>>>>>

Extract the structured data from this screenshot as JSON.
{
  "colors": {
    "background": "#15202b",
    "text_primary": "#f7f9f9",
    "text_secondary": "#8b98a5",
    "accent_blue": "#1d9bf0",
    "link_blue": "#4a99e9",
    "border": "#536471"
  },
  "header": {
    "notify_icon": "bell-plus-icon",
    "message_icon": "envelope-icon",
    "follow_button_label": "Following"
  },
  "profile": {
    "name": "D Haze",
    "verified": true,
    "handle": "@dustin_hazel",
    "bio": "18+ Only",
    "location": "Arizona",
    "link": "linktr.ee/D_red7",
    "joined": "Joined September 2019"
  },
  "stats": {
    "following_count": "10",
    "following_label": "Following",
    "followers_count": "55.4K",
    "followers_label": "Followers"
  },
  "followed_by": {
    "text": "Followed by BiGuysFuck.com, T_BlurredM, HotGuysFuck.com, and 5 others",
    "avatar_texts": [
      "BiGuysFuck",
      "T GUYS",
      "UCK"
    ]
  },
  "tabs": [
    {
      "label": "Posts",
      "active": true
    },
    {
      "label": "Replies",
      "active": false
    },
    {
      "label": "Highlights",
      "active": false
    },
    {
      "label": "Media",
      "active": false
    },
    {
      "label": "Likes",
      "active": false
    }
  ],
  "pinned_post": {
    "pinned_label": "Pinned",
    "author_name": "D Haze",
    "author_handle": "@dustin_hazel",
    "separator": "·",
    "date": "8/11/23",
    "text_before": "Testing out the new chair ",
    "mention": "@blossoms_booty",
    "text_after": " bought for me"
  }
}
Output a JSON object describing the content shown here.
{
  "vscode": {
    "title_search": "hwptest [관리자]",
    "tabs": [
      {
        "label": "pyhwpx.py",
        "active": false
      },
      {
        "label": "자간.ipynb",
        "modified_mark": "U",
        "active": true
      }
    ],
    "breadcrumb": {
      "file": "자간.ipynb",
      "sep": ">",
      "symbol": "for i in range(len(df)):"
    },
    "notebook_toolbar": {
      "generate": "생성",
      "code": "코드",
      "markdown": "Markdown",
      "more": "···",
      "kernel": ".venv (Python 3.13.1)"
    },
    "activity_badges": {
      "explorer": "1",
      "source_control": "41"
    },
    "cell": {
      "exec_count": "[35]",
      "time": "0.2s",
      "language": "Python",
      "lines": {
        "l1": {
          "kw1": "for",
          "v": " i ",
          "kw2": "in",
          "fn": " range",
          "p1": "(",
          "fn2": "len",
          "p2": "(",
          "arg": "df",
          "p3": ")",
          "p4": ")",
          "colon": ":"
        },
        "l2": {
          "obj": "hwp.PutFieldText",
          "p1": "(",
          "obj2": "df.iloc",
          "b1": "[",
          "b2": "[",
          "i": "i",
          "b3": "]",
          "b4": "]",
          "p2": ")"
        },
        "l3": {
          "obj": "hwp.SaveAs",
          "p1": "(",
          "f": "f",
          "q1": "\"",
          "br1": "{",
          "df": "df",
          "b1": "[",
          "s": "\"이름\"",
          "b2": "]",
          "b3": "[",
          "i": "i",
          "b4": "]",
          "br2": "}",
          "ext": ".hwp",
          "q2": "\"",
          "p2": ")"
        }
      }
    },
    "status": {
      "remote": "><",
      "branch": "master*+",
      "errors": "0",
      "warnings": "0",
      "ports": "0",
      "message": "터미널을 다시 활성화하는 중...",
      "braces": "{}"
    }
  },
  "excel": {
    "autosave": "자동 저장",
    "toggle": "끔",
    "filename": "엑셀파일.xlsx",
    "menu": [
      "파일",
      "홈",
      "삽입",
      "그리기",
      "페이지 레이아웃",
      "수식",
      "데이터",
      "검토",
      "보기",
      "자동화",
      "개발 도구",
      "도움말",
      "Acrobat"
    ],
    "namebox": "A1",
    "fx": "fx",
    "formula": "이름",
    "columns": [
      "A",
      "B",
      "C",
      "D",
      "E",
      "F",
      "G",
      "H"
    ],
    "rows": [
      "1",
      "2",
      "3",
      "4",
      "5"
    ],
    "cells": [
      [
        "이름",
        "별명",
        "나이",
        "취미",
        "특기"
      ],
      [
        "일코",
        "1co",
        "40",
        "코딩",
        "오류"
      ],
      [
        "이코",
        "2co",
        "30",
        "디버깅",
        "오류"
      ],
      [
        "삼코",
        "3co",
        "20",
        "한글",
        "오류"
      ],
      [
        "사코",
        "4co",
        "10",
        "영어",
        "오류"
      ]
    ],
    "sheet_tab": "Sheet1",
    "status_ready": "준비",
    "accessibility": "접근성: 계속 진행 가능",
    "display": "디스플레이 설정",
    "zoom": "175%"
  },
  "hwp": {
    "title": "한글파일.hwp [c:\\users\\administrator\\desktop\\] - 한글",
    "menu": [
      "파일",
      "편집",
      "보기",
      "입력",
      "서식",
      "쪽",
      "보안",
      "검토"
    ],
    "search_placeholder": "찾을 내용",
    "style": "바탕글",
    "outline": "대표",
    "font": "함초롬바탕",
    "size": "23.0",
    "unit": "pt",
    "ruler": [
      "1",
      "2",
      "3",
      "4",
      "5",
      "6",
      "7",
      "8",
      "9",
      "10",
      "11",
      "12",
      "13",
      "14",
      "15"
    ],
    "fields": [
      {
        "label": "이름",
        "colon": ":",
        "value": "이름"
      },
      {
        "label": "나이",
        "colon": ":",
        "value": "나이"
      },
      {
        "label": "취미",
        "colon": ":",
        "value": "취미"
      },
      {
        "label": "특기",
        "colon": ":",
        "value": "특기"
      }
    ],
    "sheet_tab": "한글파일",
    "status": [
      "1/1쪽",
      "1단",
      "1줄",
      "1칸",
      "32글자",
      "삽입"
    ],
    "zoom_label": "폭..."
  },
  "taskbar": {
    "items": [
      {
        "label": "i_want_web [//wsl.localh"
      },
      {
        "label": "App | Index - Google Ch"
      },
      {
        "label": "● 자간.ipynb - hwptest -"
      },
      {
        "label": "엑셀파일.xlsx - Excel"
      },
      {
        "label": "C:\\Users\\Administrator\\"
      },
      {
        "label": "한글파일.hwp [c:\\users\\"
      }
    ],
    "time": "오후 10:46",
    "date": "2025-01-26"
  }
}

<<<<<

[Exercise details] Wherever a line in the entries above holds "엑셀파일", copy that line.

[Task answer]
    "filename": "엑셀파일.xlsx",
        "label": "엑셀파일.xlsx - Excel"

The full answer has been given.